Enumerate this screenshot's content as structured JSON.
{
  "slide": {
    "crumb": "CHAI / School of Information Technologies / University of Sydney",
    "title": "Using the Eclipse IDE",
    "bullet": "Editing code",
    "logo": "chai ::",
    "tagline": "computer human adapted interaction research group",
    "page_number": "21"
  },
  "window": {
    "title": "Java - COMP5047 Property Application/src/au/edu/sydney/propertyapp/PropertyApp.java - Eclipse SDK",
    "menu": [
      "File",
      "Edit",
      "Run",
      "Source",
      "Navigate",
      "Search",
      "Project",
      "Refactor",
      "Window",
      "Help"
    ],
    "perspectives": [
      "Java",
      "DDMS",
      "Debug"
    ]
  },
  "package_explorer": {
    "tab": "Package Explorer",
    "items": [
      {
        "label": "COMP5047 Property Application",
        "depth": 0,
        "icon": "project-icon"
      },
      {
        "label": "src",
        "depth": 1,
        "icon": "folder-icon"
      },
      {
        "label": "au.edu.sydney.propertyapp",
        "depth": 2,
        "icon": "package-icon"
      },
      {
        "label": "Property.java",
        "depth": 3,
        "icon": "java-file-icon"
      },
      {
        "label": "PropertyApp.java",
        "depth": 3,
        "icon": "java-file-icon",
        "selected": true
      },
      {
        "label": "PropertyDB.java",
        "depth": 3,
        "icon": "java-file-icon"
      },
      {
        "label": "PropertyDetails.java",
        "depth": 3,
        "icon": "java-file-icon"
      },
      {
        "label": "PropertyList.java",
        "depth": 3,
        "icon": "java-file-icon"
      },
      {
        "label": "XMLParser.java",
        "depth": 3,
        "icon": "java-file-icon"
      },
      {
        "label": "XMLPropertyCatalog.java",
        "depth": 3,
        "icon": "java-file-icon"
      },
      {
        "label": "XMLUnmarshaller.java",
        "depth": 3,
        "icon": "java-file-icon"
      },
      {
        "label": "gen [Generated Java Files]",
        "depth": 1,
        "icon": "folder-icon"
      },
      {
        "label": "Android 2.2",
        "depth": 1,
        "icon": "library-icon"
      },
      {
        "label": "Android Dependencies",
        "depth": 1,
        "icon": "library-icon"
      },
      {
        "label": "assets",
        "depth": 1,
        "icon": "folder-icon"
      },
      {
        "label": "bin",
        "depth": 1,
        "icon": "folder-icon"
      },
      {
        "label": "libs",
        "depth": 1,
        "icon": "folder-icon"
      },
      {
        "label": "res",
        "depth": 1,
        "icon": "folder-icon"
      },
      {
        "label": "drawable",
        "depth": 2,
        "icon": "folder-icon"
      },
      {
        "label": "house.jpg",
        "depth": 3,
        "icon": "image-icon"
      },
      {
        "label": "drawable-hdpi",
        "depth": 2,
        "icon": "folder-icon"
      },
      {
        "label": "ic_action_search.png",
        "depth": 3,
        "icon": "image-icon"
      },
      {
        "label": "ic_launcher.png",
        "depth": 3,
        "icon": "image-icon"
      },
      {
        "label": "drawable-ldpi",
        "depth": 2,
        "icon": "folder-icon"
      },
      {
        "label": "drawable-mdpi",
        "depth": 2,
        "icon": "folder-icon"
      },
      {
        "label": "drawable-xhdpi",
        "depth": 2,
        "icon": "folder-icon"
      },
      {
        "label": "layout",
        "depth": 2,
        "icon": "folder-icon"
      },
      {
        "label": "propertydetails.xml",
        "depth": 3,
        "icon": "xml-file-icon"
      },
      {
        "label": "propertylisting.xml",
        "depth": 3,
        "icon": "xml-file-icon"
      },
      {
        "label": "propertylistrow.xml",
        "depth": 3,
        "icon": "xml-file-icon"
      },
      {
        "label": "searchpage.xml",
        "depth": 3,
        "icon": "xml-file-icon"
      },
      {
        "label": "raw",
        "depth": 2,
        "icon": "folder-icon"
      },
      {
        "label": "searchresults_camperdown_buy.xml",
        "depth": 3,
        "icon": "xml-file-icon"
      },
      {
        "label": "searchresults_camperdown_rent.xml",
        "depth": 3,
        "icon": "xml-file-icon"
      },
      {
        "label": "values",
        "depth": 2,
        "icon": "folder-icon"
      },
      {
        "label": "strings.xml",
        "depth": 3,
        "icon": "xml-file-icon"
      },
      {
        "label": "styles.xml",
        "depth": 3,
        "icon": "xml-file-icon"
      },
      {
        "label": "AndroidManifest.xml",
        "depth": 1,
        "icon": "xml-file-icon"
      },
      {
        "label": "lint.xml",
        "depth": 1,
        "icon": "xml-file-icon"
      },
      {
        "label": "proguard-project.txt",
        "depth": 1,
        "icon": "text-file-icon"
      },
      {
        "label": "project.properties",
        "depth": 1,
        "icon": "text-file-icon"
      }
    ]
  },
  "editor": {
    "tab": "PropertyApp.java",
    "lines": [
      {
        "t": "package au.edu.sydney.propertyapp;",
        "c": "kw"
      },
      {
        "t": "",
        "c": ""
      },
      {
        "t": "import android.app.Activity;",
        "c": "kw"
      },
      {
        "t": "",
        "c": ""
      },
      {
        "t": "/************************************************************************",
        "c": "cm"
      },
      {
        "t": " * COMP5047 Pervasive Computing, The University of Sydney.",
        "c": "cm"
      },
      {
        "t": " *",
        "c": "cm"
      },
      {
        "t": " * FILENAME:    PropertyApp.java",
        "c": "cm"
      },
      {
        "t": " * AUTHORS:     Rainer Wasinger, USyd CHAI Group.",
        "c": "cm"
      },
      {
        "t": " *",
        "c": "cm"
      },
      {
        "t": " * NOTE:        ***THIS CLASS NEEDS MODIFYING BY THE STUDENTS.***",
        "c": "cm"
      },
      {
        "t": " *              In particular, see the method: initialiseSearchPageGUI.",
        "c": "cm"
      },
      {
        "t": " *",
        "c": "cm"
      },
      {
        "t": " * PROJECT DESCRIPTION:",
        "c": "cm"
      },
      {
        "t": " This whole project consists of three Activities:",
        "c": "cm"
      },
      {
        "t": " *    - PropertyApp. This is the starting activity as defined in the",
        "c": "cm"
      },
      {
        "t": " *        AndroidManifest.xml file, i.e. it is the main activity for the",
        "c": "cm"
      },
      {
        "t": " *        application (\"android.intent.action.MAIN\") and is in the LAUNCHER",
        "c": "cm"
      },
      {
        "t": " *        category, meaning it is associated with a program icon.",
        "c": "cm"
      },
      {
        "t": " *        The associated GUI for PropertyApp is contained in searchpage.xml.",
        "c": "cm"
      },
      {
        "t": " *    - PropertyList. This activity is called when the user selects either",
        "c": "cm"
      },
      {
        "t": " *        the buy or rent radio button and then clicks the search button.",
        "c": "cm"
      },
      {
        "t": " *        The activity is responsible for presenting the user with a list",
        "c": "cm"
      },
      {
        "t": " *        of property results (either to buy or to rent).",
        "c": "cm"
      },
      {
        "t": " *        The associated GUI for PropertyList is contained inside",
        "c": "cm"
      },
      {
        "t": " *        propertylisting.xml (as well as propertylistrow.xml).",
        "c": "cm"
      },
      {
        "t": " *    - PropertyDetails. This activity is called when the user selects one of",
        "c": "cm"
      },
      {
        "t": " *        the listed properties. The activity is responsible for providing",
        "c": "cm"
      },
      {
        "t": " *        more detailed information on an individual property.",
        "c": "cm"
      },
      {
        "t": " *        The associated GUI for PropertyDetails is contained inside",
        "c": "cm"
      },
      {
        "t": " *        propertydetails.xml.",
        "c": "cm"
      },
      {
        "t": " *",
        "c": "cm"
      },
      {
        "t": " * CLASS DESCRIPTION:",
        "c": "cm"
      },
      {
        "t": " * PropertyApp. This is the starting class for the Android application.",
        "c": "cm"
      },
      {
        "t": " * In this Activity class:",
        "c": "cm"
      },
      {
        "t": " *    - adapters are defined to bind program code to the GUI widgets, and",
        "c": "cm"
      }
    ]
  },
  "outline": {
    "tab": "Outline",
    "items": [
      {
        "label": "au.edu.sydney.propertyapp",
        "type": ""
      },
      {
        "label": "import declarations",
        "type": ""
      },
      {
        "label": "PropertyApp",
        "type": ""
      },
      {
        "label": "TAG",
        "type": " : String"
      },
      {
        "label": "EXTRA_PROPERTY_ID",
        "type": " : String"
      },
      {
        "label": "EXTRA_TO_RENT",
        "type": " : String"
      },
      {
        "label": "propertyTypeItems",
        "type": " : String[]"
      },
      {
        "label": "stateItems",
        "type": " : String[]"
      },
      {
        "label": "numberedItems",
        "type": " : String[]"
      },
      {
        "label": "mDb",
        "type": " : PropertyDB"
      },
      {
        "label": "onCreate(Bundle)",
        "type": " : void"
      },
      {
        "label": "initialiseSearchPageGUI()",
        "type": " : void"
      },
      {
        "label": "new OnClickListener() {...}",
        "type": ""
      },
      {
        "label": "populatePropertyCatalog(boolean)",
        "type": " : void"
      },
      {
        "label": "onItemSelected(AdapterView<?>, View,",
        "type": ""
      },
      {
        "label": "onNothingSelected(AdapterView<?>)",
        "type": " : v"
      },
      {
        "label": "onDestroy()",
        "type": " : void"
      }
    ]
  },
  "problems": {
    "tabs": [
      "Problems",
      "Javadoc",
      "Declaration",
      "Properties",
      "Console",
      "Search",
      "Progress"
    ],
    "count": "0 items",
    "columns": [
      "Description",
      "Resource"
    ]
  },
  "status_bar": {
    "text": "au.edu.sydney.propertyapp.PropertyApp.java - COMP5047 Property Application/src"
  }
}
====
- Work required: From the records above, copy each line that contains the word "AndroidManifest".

- Answer for this exercise:
        "label": "AndroidManifest.xml",
        "t": " *        AndroidManifest.xml file, i.e. it is the main activity for the",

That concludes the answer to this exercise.